By Alice Wang, Kwantlen Polytechnic University, winner of the 2017 Stories from Abroad Scholarship and member of the BC Study Abroad Writer in Residence Team
My Chinese heritage became very salient to me during my study-abroad. At every city I went, I had someone, often a man, shout out greetings to me in Mandarin on the street. Why they would even think that to be an appropriate behavior is beyond me. And yet these borderline discriminatory remarks enticed me to reflect on what it felt like to wear my ethnicity so visibly around me.
Born and raised in China, my family immigrated to Canada sixteen years ago. Since then, I have acquired Canadian citizenship and accustomed myself with the label “Chinese-Canadian.” I retained the first qualifier—“Chinese”—even though I identified more with the latter because 1.) it felt like the appropriate thing to do given the Canadian pride for multiculturalism and 2.) because my parents have insisted that I do not forget my heritage. To spare others from this complicated self-identification, I usually just tell them that I am from Canada and let my race fill in the gap between my ancestry and my adoptive home. Rarely were people so racially-inclined to ask for more.
But being a Chinese-Canadian posed its own dilemma when travelling abroad. At tourist sites, I found myself at the receiving end of condescension when people ascribed me with the stereotypes of being Chinese. Stories of Chinese tourists damaging historic sites, overstepping institutional protocols for personal gains plagued my consciousness. At the Versailles Palace, I was mortified when a Chinese family cut in front of the line until other visitors viciously called them out for it. I shouldn’t have been embarrassed by this episode—it happened independent of me; people from all ethnicities cut lines anyways—but I did feel a strong sense of shame. Under the anxiety of racial consciousness, I had no choice but to shoulder the weight of our collective, cultural disgrace.
A few days later, however, I found myself in a diametrically opposite situation. At Galerie Lafayette, one of Paris’ high-end department stores, the boutiques were packed with Chinese shoppers. Capitalism bustled in Mandarin. Here, Chinese tourists were welcomed with open arms; their idiosyncrasies, tolerated if not pampered. The staffs at Louis Vuitton eyed me with high hopes.
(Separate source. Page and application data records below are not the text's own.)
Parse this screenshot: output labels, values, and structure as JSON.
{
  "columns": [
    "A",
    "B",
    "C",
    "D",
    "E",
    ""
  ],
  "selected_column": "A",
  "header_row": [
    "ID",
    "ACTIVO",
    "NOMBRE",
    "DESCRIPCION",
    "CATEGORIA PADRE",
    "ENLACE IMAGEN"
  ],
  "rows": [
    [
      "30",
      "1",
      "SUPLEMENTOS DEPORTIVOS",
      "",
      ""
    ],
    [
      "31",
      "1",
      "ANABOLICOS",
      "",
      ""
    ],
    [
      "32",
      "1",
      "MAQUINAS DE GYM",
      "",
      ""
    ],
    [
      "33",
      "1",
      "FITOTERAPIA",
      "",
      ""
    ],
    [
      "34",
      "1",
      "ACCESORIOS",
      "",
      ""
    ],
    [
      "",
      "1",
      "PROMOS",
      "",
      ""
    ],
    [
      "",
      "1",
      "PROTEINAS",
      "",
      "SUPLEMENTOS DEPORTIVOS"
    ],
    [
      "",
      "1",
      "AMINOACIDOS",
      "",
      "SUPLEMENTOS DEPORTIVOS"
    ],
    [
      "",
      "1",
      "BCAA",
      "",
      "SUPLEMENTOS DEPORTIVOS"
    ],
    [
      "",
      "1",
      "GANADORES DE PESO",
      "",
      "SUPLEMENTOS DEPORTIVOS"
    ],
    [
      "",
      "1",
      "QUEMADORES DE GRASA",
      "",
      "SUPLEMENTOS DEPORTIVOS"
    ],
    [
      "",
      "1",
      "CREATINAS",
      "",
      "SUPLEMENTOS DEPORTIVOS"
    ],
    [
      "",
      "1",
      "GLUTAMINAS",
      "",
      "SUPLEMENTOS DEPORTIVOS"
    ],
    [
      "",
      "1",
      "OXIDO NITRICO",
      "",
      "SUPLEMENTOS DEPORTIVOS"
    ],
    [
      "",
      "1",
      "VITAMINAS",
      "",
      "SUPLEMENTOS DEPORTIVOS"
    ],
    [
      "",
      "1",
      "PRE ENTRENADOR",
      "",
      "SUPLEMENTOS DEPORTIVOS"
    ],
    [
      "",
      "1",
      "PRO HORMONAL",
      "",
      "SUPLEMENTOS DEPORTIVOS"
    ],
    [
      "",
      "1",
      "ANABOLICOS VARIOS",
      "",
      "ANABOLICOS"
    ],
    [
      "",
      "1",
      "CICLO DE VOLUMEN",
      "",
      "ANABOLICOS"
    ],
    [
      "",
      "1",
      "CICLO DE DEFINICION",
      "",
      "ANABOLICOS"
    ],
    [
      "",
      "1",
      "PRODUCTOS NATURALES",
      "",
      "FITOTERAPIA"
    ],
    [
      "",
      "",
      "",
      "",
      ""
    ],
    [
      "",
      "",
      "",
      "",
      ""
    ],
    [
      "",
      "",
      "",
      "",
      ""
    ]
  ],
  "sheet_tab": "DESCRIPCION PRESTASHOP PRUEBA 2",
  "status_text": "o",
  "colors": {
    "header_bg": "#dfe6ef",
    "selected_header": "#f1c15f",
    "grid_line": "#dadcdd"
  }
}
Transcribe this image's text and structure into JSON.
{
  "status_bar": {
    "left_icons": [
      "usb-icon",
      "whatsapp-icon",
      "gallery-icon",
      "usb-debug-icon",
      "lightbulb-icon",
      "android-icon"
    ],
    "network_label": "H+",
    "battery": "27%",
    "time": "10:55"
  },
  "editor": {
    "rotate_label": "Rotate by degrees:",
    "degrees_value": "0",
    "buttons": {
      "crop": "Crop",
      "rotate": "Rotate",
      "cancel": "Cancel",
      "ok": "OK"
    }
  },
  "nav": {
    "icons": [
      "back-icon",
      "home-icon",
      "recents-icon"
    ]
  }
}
They served me drinks; they doted over me when my friend showed the slightly inclination to buy something. Emboldened by their vivacious hospitality, I decided to revenge try a coat. Oh, how the sales associates fluttered around me—searching for the right size; adjusting my belt—like woodland creatures helping Snow White. In the most cynical, absurdist way, the dilemma of racial discrimination finds its resolution in capital. There will always be stereotypes against my heritage—as there are against all other groups of people—but within a larger social matrix, commanding the capitalist mode of production bypasses the impossible task of trying to demonstrate one’s cultural integrity. At the most macroscopic level, only capital transcends race.